The study, which was supported by World Horse Welfare and the Saddle Research Trust, took place at ten different venues with 151 participants recruited from both professional and amateur rider groups across a range of competition disciplines and skill levels from leisure riders to 5* eventers. All the horses were in normal work and believed by their riders to be sound and working comfortably.


A standardized protocol was followed for every participant, beginning with an assessment by renowned orthopaedic clinician, Sue Dyson, who is a Diplomate of the European College of Veterinary Sports Medicine and Rehabilitation (fig 1.). Sue assessed the saddle (fig. 2) and noseband fit, then evaluated each horse moving in-hand for the presence or absence of lameness.

Each horse was then observed being ridden through a pattern of movements in walk, trot and canter on both reins, while being videoed. Jenny Routh, an experienced equine veterinarian formerly of the Animal Health Trust, determined the presence or absence of lameness or gait abnormalities in canter, such as close temporal or spatial separation of the hindlimbs, or lack of a suspension phase.
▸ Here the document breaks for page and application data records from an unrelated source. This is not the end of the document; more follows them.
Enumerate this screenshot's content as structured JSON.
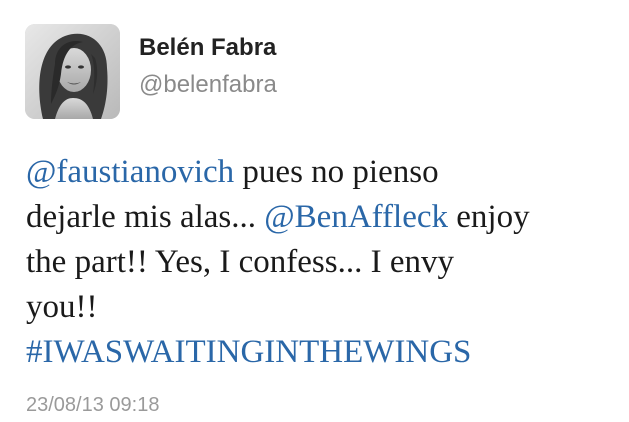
{
  "user": {
    "display_name": "Belén Fabra",
    "handle": "@belenfabra"
  },
  "tweet": {
    "mention_1": "@faustianovich",
    "text_1": " pues no pienso",
    "text_2": "dejarle mis alas... ",
    "mention_2": "@BenAffleck",
    "text_3": " enjoy",
    "text_4": "the part!! Yes, I confess... I envy",
    "text_5": "you!!",
    "hashtag": "#IWASWAITINGINTHEWINGS",
    "timestamp": "23/08/13 09:18"
  },
  "colors": {
    "link": "#2a67a8",
    "text": "#1a1a1a",
    "muted": "#8a8a8a"
  }
}
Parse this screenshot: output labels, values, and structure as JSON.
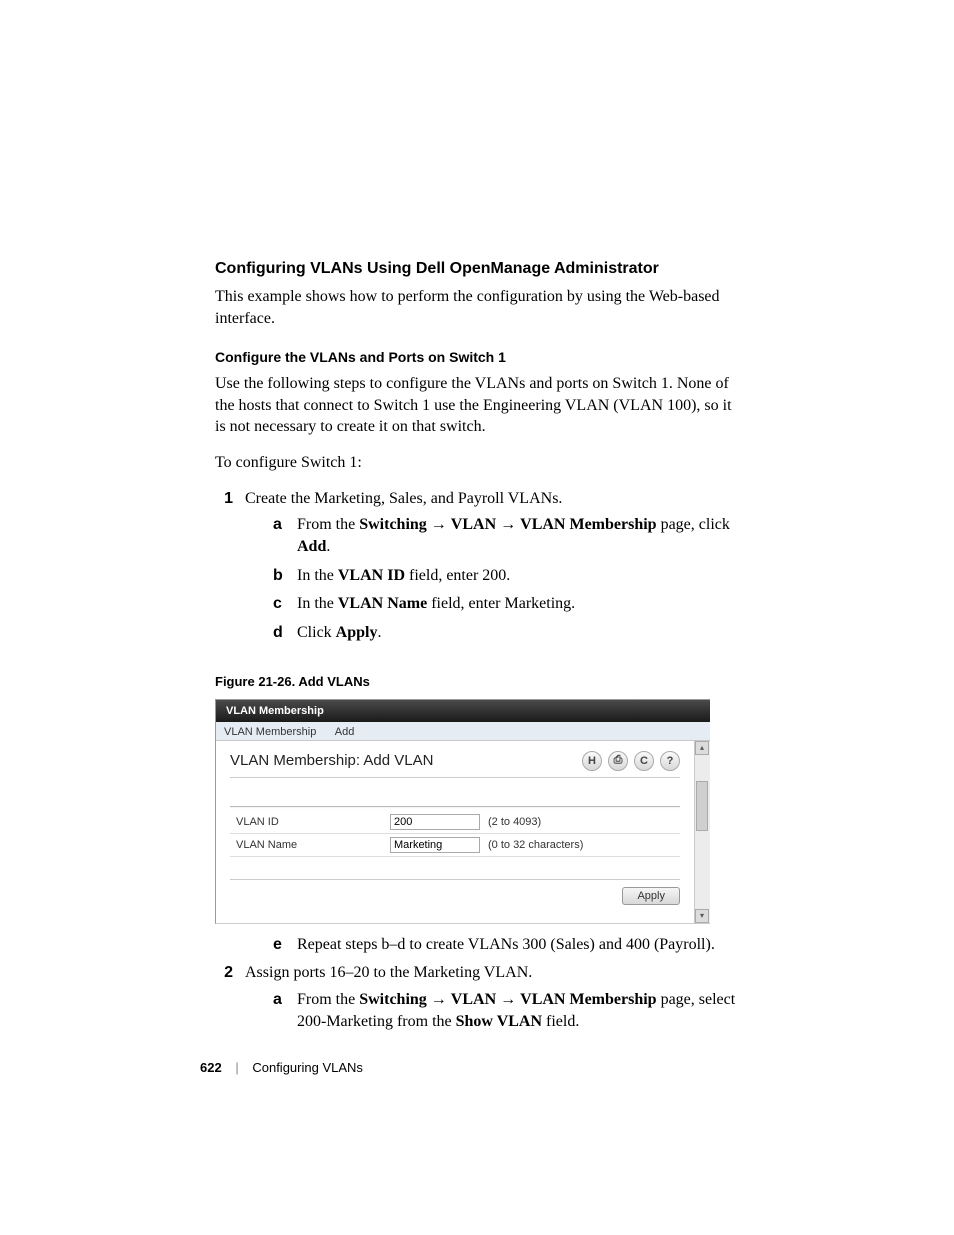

As an experienced competition rider and qualified coach with specialist knowledge of saddle design and fitting, I observed the dynamic saddle fit to each horse and rider combination and documented whether the saddle bounced, oscillated from side to side or persistently slipped to one side. I also assessed the suitability of the saddle size for the rider, the rider’s position and whether they rode in balance with the horse. At a later date, Sue retrospectively assessed the videos, applied the RHpE to each horse and recorded a total score for observed behaviours.

The results showed that nearly 30% of the horses were lame in hand and over 60% were lame when ridden, with the total proportion of lame horses reaching nearly 80%. This difference may be because some horses showed bilateral lameness when ridden, although the trot was short-stepping but symmetrical when observed in-hand.
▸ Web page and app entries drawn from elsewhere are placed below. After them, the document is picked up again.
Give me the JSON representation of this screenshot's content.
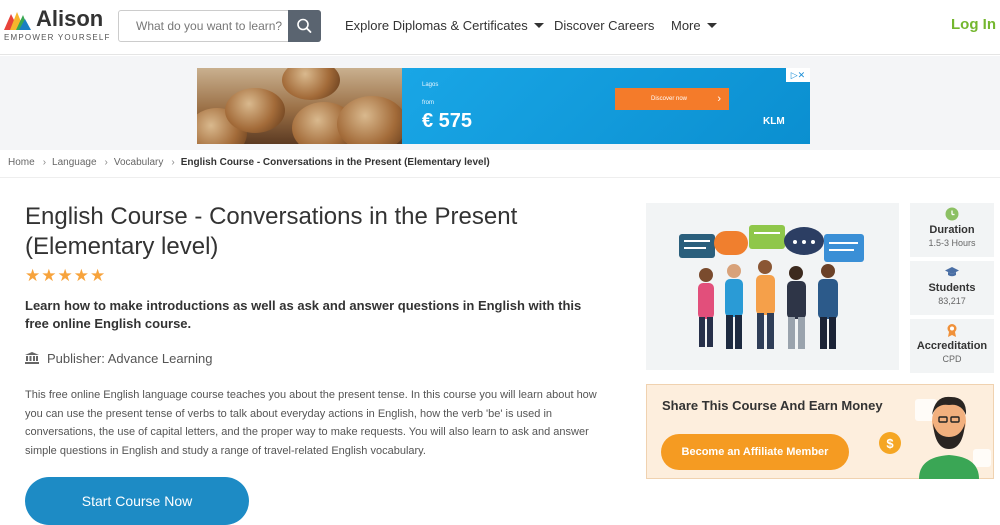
{
  "header": {
    "logo_name": "Alison",
    "logo_tagline": "EMPOWER YOURSELF",
    "search_placeholder": "What do you want to learn?",
    "nav": {
      "explore": "Explore Diplomas & Certificates",
      "careers": "Discover Careers",
      "more": "More"
    },
    "login": "Log In",
    "colors": {
      "accent": "#74b72e",
      "search_button": "#5a6470"
    }
  },
  "ad": {
    "city": "Lagos",
    "from_label": "from",
    "price": "€ 575",
    "cta": "Discover now",
    "brand": "KLM",
    "colors": {
      "background": "#0b95d8",
      "cta": "#f47b2a"
    }
  },
  "breadcrumb": {
    "items": [
      "Home",
      "Language",
      "Vocabulary"
    ],
    "current": "English Course - Conversations in the Present (Elementary level)"
  },
  "course": {
    "title_line1": "English Course - Conversations in the Present",
    "title_line2": "(Elementary level)",
    "rating_stars": 5,
    "stars_text": "★★★★★",
    "subtitle": "Learn how to make introductions as well as ask and answer questions in English with this free online English course.",
    "publisher": "Publisher: Advance Learning",
    "description": "This free online English language course teaches you about the present tense. In this course you will learn about how you can use the present tense of verbs to talk about everyday actions in English, how the verb 'be' is used in conversations, the use of capital letters, and the proper way to make requests. You will also learn to ask and answer simple questions in English and study a range of travel-related English vocabulary.",
    "start_button": "Start Course Now",
    "colors": {
      "start_button": "#1d8bc5",
      "stars": "#f7a33c"
    }
  },
  "stats": [
    {
      "label": "Duration",
      "value": "1.5-3 Hours",
      "icon": "clock-icon"
    },
    {
      "label": "Students",
      "value": "83,217",
      "icon": "graduation-cap-icon"
    },
    {
      "label": "Accreditation",
      "value": "CPD",
      "icon": "award-icon"
    }
  ],
  "affiliate": {
    "title": "Share This Course And Earn Money",
    "button": "Become an Affiliate Member",
    "colors": {
      "background": "#fdeedd",
      "button": "#f59b22"
    }
  }
}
The average lameness score was low-grade (2/8), in part reflecting that lameness grading is inaccurate when lameness affects both forelimbs or both hindlimbs. However, the average RHpE score was 8/24 (although some reached as high as a disturbing 15/24). A RHpE score of 8 or more signifies that the horse is likely to be lame or experiencing musculoskeletal pain. There was a positive relationship between lameness severity and the RHpE score.

These results highlight the importance of observing ridden work in any lameness investigation. Recognition that a horse may be non-lame in hand, but lame when ridden, is of vital importance.

Nearly 60% of horses exhibited gait abnormalities in canter, which also highlights the importance of assessing ridden horses in all gaits. Currently, there is no method of objectively measuring gait abnormalities in canter, so it is important to recognize and understand abnormal variations in the gait so that early veterinary intervention can diagnose and manage any problems before they deteriorate or become chronic. In this study, some horses had a symmetric trot but a high RHpE score of more than 8; of these, nearly 75% showed canter abnormalities.

There was a disturbingly high proportion of ill-fitting saddles, with 84% considered likely to impair performance. The most common faults were the tree points being too tight or positioned against the scapulae, pommels too low with insufficient wither clearance, bridging of the panels, and seats tipping backwards.

Adequate clearance under the pommel can be easily checked by the rider, but in 27% of cases the fit was too low. This clearly demonstrates a lack of awareness in a high proportion of riders of even the most basic principles of saddle fitting. Tight tree points, seen in 75% of horses, were significantly associated with higher RHpE scores. This emphasizes the need to assess saddle fit in cases of lameness or poor performance investigation, because it would be impossible to determine other causes of musculoskeletal pain if the saddle was one of the primary sources of discomfort in a ridden horse.